━━━ Record set ━━━

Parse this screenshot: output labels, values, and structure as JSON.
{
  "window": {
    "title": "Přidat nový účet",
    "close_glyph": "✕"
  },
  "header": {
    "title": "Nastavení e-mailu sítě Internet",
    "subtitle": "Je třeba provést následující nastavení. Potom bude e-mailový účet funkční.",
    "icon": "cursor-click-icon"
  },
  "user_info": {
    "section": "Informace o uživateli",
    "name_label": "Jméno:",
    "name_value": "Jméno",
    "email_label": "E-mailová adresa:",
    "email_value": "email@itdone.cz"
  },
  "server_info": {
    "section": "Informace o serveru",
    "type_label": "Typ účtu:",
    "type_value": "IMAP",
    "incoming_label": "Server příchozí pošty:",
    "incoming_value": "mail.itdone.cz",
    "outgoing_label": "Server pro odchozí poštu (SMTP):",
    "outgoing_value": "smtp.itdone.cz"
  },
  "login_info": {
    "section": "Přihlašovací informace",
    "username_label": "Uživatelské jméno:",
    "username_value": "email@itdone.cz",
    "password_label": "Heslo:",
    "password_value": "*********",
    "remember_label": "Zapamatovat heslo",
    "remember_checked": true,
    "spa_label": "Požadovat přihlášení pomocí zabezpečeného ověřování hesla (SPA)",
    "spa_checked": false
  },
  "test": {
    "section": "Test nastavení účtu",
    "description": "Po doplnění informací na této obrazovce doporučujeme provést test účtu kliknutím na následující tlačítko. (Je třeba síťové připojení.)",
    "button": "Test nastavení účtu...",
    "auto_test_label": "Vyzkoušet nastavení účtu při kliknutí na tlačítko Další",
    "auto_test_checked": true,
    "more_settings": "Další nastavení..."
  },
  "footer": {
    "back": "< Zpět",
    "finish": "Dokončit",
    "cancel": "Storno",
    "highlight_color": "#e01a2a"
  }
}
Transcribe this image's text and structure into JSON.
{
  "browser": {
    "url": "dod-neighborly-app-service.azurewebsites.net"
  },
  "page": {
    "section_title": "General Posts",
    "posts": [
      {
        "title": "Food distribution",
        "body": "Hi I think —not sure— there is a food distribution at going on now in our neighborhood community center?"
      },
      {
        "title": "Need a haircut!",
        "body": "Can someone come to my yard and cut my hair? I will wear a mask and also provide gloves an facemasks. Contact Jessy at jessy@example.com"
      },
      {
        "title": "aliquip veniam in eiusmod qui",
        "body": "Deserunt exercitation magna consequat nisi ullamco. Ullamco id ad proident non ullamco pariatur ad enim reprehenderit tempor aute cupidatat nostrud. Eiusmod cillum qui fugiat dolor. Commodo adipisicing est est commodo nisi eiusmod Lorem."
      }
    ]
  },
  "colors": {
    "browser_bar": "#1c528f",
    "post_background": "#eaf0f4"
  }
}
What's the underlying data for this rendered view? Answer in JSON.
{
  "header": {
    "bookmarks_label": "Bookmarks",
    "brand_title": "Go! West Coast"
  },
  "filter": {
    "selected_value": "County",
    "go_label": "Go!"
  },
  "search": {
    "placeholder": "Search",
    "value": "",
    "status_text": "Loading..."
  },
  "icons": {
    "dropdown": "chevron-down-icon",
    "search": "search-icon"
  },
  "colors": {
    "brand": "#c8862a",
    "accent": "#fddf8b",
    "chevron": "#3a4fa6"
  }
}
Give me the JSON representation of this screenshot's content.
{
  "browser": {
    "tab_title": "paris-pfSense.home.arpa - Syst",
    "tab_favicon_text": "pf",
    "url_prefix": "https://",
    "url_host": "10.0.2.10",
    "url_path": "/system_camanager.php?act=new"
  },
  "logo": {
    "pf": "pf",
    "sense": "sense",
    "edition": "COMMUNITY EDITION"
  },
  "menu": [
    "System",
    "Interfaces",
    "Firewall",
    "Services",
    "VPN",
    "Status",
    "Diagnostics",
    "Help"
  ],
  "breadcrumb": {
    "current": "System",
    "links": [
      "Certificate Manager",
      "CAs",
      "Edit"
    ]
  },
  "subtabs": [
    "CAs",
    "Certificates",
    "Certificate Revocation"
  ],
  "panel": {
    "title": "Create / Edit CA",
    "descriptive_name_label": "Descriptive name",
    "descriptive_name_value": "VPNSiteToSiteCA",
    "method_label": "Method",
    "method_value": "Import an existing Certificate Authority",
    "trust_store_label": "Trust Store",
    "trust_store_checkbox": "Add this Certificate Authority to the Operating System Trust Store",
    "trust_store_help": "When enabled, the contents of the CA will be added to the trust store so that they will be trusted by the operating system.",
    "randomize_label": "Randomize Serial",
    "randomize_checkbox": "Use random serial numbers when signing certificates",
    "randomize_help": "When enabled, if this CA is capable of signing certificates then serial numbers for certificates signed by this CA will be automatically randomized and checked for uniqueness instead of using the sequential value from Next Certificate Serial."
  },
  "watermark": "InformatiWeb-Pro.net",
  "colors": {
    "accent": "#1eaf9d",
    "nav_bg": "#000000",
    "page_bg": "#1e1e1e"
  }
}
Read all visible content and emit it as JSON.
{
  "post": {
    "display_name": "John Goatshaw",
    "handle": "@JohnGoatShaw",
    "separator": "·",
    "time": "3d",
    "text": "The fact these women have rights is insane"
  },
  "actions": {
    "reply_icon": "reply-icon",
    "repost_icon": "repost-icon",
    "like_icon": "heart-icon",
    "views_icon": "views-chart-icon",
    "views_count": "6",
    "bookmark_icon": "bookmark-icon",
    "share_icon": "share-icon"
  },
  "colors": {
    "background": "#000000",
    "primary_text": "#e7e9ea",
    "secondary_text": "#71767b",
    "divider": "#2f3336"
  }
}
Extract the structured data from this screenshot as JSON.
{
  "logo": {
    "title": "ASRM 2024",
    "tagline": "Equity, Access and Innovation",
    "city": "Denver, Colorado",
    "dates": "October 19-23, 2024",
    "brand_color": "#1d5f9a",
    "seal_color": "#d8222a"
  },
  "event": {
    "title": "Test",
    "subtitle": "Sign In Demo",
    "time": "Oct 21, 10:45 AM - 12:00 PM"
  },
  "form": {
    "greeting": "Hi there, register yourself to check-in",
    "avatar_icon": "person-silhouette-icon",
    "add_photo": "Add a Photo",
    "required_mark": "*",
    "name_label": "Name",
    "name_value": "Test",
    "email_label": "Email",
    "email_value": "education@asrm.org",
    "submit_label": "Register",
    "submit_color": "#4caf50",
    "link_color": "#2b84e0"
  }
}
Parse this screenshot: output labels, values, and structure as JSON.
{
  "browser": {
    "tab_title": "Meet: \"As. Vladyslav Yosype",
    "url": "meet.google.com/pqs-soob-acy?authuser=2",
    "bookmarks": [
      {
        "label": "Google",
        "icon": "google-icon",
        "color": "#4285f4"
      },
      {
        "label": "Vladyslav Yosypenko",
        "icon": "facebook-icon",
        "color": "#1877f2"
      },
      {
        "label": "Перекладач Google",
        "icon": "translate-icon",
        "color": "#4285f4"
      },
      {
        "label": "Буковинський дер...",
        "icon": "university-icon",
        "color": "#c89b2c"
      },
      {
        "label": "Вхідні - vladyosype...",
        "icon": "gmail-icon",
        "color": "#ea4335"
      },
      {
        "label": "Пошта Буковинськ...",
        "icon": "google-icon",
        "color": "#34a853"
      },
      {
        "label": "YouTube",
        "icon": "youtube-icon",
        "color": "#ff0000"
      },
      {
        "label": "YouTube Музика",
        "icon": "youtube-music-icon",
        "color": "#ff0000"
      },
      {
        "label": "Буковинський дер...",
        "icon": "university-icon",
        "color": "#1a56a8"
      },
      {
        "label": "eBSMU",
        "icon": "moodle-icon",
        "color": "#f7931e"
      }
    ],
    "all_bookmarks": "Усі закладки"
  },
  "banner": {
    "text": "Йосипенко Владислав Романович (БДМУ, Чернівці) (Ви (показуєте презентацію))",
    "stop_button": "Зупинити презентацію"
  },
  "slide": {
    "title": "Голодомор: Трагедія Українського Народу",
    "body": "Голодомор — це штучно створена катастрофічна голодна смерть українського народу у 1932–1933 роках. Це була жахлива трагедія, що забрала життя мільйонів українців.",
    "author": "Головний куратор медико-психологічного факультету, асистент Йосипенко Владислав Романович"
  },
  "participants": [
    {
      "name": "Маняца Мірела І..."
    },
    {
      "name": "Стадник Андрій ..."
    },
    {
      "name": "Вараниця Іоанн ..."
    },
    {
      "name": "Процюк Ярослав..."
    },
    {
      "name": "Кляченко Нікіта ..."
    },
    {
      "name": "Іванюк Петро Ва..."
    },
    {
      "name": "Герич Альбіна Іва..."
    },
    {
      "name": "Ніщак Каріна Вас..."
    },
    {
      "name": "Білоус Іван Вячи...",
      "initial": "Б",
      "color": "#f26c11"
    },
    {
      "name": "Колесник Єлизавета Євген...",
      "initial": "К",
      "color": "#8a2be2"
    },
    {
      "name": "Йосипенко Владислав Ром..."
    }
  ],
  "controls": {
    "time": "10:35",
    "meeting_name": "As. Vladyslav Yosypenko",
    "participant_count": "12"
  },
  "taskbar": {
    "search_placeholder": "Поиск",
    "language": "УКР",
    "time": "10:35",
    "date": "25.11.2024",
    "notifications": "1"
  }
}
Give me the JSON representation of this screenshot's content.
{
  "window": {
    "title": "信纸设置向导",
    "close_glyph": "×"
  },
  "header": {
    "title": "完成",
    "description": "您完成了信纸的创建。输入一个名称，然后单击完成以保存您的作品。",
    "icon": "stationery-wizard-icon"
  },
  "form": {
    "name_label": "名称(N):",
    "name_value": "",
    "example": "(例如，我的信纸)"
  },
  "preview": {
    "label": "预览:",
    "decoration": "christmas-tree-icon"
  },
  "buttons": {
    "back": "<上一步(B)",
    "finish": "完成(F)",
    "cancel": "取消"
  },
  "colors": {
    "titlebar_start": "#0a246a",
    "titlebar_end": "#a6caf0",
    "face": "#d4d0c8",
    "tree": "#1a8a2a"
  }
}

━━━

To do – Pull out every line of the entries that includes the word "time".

The answer –
    "time": "3d",
    "time": "Oct 21, 10:45 AM - 12:00 PM"
    "time": "10:35",
    "time": "10:35",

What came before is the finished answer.